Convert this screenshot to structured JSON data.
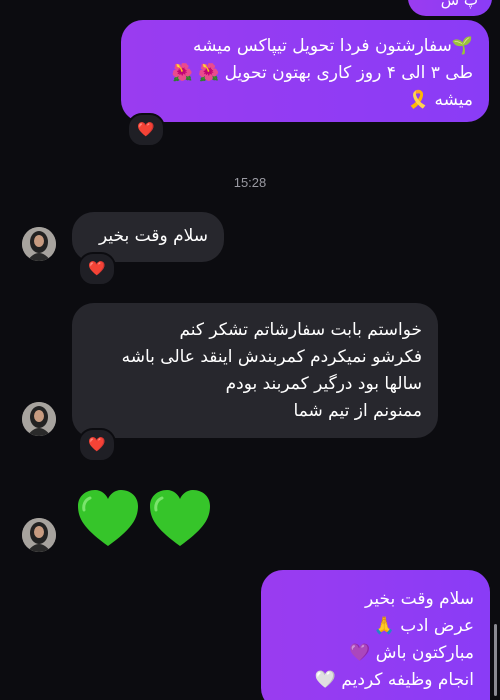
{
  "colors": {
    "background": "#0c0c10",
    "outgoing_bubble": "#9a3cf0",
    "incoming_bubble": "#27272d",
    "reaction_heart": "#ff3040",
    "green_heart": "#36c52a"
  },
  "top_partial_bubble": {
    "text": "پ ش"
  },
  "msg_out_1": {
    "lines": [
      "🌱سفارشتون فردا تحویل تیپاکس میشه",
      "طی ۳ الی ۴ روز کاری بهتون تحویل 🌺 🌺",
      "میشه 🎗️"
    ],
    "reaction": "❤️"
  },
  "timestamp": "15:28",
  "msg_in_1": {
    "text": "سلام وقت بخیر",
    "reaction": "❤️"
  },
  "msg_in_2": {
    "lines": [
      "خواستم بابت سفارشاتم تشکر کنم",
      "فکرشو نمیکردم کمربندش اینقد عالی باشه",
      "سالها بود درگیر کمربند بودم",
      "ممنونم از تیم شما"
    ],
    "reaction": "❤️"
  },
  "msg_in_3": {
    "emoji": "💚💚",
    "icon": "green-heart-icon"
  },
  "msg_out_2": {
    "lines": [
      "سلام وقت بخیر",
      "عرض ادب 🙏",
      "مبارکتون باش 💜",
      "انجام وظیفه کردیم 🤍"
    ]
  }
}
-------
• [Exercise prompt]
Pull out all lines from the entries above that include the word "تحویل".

• [Task solution]
      "🌱سفارشتون فردا تحویل تیپاکس میشه",
      "طی ۳ الی ۴ روز کاری بهتون تحویل 🌺 🌺",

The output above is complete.